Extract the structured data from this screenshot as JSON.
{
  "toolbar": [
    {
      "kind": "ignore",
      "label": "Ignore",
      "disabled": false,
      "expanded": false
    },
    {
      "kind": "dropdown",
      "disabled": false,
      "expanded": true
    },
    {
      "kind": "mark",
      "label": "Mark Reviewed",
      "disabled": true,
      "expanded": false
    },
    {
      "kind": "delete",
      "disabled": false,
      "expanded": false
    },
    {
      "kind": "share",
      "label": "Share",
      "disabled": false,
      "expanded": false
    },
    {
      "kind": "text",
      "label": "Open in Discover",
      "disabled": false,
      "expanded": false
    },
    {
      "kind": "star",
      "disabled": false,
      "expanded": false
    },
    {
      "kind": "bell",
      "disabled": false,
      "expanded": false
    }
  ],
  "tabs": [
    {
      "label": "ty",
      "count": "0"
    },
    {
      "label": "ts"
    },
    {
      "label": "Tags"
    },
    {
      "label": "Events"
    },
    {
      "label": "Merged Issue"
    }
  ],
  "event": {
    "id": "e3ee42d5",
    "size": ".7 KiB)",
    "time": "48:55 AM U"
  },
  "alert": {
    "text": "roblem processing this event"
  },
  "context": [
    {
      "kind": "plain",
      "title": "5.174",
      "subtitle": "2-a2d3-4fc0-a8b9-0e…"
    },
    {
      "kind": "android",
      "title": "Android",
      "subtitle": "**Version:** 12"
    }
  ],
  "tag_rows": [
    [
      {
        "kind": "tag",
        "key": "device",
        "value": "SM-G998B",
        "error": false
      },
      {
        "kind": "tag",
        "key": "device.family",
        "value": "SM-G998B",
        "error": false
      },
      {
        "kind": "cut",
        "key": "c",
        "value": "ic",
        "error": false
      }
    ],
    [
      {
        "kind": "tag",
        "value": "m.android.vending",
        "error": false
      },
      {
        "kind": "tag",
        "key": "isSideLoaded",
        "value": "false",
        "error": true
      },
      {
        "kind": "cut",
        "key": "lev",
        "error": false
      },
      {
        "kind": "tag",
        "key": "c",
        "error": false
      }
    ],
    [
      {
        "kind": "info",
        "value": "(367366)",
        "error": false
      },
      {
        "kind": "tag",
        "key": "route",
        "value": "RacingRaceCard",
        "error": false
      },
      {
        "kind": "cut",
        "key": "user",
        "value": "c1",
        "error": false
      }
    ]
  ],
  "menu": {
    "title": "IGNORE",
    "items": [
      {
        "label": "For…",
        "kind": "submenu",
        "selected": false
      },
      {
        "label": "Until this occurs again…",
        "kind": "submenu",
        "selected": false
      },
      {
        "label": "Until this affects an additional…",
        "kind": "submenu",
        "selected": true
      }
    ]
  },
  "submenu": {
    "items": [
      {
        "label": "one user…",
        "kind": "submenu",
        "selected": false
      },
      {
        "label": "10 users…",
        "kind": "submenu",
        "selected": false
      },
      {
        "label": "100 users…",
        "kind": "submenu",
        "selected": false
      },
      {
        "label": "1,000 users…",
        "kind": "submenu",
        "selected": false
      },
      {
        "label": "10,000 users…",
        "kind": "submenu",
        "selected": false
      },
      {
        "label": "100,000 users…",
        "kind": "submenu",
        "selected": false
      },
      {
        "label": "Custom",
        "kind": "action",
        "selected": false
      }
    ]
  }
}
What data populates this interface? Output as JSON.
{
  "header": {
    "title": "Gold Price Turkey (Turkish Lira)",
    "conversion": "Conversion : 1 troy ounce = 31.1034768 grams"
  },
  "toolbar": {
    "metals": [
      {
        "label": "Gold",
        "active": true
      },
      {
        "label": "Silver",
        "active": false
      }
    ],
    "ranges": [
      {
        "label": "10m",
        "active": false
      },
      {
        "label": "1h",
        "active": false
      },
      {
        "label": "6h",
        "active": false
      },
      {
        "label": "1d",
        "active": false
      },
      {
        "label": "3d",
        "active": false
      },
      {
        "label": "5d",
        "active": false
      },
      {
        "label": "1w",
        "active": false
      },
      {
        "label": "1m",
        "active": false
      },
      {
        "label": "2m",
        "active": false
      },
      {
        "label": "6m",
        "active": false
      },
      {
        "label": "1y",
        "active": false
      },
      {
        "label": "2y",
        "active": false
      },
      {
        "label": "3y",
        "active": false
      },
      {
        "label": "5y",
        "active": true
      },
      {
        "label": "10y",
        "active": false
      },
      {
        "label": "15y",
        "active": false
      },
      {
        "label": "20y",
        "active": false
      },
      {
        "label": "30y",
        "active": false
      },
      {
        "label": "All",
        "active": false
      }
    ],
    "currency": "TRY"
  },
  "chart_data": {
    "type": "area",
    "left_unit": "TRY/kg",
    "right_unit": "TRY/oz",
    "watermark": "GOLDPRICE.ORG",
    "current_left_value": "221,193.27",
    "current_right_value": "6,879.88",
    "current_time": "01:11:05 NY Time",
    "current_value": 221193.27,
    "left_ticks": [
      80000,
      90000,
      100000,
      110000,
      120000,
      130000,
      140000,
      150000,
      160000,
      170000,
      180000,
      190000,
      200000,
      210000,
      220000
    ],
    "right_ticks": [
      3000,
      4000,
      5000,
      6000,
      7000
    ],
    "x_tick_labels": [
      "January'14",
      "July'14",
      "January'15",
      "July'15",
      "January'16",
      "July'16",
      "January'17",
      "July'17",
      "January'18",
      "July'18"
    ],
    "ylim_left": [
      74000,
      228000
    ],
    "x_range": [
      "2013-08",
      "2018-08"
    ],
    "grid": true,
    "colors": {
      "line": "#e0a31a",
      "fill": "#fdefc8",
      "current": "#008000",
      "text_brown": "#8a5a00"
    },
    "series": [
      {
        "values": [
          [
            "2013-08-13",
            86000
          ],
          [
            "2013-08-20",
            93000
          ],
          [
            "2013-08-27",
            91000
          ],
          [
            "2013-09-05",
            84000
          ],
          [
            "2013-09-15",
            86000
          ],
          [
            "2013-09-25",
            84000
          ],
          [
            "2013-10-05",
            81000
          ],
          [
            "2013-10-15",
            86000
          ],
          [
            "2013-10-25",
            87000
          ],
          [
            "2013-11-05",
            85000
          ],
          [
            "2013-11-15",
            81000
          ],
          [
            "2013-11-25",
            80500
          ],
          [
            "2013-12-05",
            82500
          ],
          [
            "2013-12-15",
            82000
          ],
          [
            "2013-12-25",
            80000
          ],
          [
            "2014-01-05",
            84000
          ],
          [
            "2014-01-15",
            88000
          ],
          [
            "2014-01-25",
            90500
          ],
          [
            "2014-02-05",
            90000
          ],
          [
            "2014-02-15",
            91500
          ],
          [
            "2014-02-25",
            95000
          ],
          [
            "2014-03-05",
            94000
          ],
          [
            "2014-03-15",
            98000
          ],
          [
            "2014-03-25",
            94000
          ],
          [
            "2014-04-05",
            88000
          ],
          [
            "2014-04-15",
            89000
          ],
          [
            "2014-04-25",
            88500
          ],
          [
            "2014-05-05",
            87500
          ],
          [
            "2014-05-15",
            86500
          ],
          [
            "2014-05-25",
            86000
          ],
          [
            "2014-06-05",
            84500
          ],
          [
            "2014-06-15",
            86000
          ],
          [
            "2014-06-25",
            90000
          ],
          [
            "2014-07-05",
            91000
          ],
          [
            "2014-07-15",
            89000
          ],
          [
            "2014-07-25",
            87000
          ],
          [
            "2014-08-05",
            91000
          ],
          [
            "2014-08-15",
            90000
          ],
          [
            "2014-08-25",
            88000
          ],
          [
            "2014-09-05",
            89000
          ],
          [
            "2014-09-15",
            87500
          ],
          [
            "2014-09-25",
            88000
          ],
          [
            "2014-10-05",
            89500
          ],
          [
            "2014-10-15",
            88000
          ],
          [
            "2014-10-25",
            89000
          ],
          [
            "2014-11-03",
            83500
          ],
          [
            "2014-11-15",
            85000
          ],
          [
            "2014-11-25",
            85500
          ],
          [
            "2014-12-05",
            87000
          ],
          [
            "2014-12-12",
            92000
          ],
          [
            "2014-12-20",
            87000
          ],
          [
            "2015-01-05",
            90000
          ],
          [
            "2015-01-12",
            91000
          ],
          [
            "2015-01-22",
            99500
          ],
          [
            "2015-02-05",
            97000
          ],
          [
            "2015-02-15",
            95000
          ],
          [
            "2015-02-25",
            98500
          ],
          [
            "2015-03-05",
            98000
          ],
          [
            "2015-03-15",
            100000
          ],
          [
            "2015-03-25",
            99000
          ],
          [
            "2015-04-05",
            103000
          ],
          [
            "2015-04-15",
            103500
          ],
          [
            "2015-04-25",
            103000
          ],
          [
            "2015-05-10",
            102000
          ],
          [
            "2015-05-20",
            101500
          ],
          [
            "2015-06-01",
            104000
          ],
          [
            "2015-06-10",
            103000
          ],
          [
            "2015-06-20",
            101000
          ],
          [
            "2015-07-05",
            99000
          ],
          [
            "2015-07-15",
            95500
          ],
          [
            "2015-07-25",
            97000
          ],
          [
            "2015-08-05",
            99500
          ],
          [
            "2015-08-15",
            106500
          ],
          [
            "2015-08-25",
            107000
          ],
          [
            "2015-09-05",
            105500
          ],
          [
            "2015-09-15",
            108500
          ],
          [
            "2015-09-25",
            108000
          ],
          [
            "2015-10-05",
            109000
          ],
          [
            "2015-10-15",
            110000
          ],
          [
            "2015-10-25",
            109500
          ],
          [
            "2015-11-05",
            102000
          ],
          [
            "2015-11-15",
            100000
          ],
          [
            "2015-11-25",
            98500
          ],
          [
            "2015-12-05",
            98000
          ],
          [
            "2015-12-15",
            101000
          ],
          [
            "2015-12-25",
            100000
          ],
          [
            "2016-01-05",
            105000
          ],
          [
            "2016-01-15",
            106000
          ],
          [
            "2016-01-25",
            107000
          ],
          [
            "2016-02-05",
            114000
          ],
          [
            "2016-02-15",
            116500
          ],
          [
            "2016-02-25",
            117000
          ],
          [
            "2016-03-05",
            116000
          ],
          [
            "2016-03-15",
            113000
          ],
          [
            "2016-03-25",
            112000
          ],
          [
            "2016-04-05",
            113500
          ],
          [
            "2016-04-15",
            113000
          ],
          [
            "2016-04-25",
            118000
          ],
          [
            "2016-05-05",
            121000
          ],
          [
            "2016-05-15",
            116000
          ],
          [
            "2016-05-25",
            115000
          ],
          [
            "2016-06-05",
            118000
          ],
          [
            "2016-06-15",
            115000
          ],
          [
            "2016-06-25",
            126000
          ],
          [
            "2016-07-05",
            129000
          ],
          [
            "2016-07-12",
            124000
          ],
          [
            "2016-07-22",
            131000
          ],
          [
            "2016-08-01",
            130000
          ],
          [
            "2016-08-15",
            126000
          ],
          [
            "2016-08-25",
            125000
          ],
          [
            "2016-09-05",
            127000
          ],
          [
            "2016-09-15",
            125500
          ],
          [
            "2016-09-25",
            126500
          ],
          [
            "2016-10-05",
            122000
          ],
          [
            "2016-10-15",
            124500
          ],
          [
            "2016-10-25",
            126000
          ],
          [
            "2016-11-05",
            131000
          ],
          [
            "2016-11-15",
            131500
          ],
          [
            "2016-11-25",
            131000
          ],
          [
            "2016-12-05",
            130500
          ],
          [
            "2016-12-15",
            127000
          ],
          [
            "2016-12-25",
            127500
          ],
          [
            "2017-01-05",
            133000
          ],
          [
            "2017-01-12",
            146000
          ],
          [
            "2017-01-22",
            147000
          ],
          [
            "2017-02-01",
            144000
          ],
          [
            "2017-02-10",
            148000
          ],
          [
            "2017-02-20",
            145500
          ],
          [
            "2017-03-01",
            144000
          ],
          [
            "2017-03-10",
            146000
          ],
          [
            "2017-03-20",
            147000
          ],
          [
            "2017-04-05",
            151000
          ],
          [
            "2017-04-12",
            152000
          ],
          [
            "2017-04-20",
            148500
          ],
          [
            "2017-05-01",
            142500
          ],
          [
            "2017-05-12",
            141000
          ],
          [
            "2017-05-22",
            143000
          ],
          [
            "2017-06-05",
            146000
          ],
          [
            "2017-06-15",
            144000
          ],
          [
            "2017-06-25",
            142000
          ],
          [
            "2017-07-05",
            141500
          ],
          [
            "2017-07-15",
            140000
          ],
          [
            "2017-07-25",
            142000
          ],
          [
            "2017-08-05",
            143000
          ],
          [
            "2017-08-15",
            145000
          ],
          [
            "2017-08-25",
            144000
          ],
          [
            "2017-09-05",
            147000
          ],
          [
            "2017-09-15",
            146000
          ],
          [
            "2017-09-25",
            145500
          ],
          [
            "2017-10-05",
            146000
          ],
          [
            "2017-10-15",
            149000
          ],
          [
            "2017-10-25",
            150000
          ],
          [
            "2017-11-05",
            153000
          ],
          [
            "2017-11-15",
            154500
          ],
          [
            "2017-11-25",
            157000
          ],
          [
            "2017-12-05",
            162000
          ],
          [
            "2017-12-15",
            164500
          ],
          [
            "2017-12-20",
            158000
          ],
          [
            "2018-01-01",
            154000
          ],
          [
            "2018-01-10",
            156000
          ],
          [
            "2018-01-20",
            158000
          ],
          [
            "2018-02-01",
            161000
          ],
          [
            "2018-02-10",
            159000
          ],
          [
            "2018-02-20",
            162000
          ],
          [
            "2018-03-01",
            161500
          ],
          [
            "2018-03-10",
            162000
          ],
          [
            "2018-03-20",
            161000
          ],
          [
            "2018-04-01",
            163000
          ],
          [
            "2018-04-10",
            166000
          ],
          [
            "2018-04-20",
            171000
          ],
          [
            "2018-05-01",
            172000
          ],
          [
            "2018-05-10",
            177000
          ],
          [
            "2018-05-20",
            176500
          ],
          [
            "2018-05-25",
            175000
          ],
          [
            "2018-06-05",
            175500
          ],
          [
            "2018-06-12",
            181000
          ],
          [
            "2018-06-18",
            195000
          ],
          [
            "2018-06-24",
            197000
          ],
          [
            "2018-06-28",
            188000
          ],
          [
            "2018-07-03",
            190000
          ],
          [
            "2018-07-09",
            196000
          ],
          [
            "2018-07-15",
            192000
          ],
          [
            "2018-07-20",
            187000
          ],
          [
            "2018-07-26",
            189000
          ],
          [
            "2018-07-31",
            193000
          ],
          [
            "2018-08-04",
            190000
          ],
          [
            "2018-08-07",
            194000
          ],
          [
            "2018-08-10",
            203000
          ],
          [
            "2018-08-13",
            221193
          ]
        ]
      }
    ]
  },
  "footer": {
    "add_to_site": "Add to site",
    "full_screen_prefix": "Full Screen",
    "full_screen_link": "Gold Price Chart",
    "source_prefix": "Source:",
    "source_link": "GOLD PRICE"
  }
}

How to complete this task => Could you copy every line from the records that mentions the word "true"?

Result of the task =>
      "expanded": true
      "disabled": true,
        "error": true
        "selected": true
        "active": true
        "active": true
    "grid": true,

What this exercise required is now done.